Extracted data entries:
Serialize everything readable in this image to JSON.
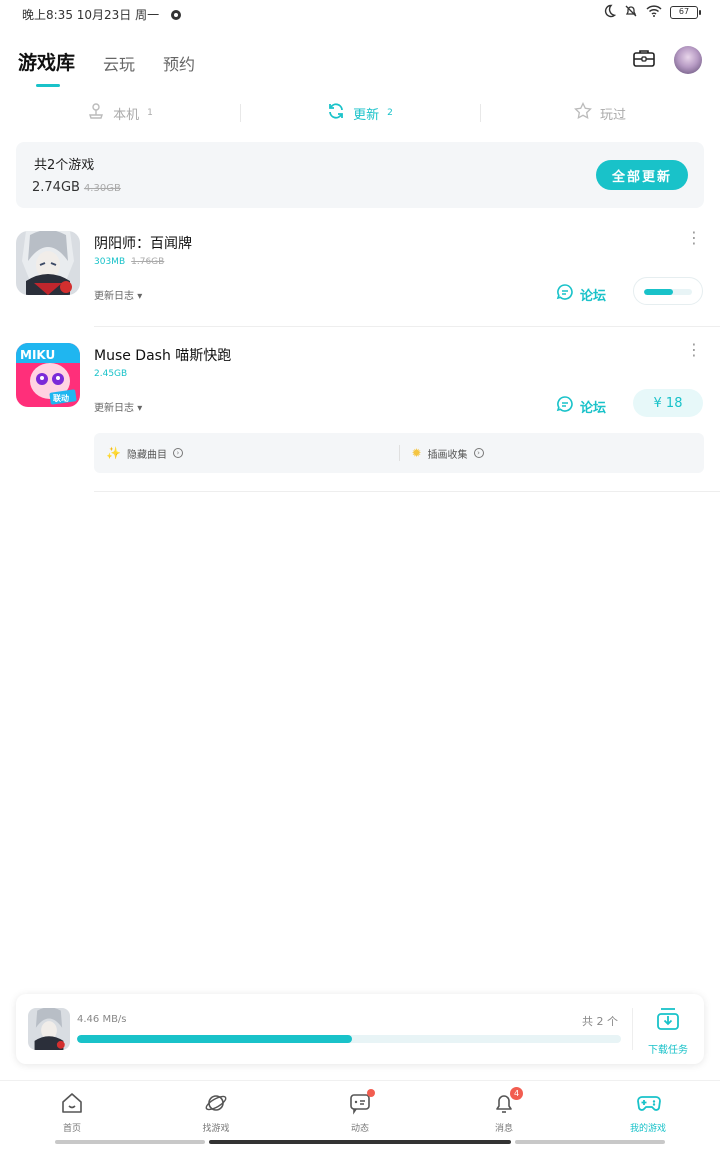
{
  "status_bar": {
    "time": "晚上8:35 10月23日 周一",
    "battery": "67"
  },
  "header": {
    "tabs": [
      {
        "label": "游戏库",
        "active": true
      },
      {
        "label": "云玩",
        "active": false
      },
      {
        "label": "预约",
        "active": false
      }
    ],
    "icons": [
      "toolbox-icon",
      "avatar"
    ]
  },
  "sub_tabs": [
    {
      "label": "本机",
      "count": "1",
      "icon": "joystick-icon",
      "active": false
    },
    {
      "label": "更新",
      "count": "2",
      "icon": "refresh-icon",
      "active": true
    },
    {
      "label": "玩过",
      "count": "",
      "icon": "star-icon",
      "active": false
    }
  ],
  "summary": {
    "title": "共2个游戏",
    "size": "2.74GB",
    "old_size": "4.30GB",
    "update_all_label": "全部更新"
  },
  "games": [
    {
      "name": "阴阳师：百闻牌",
      "size": "303MB",
      "old_size": "1.76GB",
      "changelog": "更新日志",
      "forum": "论坛",
      "progress": 0.6
    },
    {
      "name": "Muse Dash 喵斯快跑",
      "size": "2.45GB",
      "changelog": "更新日志",
      "forum": "论坛",
      "price": "¥ 18",
      "extras": [
        "隐藏曲目",
        "插画收集"
      ]
    }
  ],
  "download": {
    "speed": "4.46 MB/s",
    "count": "共 2 个",
    "progress": 0.505,
    "task_label": "下载任务"
  },
  "bottom_nav": [
    {
      "label": "首页",
      "icon": "home-icon"
    },
    {
      "label": "找游戏",
      "icon": "planet-icon"
    },
    {
      "label": "动态",
      "icon": "message-icon",
      "dot": true
    },
    {
      "label": "消息",
      "icon": "bell-icon",
      "badge": "4"
    },
    {
      "label": "我的游戏",
      "icon": "gamepad-icon",
      "active": true
    }
  ],
  "colors": {
    "accent": "#19c2c9",
    "badge": "#f25d50"
  }
}
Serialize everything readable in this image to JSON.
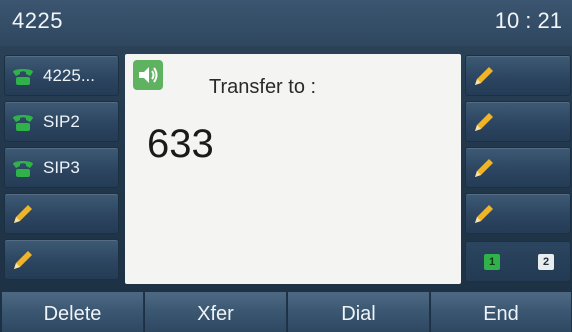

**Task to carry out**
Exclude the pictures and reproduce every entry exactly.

**Finished exercise**
Serialize everything readable in this image to JSON.
{
  "status_bar": {
    "time": "晚上8:35 10月23日 周一",
    "battery": "67"
  },
  "header": {
    "tabs": [
      {
        "label": "游戏库",
        "active": true
      },
      {
        "label": "云玩",
        "active": false
      },
      {
        "label": "预约",
        "active": false
      }
    ],
    "icons": [
      "toolbox-icon",
      "avatar"
    ]
  },
  "sub_tabs": [
    {
      "label": "本机",
      "count": "1",
      "icon": "joystick-icon",
      "active": false
    },
    {
      "label": "更新",
      "count": "2",
      "icon": "refresh-icon",
      "active": true
    },
    {
      "label": "玩过",
      "count": "",
      "icon": "star-icon",
      "active": false
    }
  ],
  "summary": {
    "title": "共2个游戏",
    "size": "2.74GB",
    "old_size": "4.30GB",
    "update_all_label": "全部更新"
  },
  "games": [
    {
      "name": "阴阳师：百闻牌",
      "size": "303MB",
      "old_size": "1.76GB",
      "changelog": "更新日志",
      "forum": "论坛",
      "progress": 0.6
    },
    {
      "name": "Muse Dash 喵斯快跑",
      "size": "2.45GB",
      "changelog": "更新日志",
      "forum": "论坛",
      "price": "¥ 18",
      "extras": [
        "隐藏曲目",
        "插画收集"
      ]
    }
  ],
  "download": {
    "speed": "4.46 MB/s",
    "count": "共 2 个",
    "progress": 0.505,
    "task_label": "下载任务"
  },
  "bottom_nav": [
    {
      "label": "首页",
      "icon": "home-icon"
    },
    {
      "label": "找游戏",
      "icon": "planet-icon"
    },
    {
      "label": "动态",
      "icon": "message-icon",
      "dot": true
    },
    {
      "label": "消息",
      "icon": "bell-icon",
      "badge": "4"
    },
    {
      "label": "我的游戏",
      "icon": "gamepad-icon",
      "active": true
    }
  ],
  "colors": {
    "accent": "#19c2c9",
    "badge": "#f25d50"
  }
}
Serialize everything readable in this image to JSON.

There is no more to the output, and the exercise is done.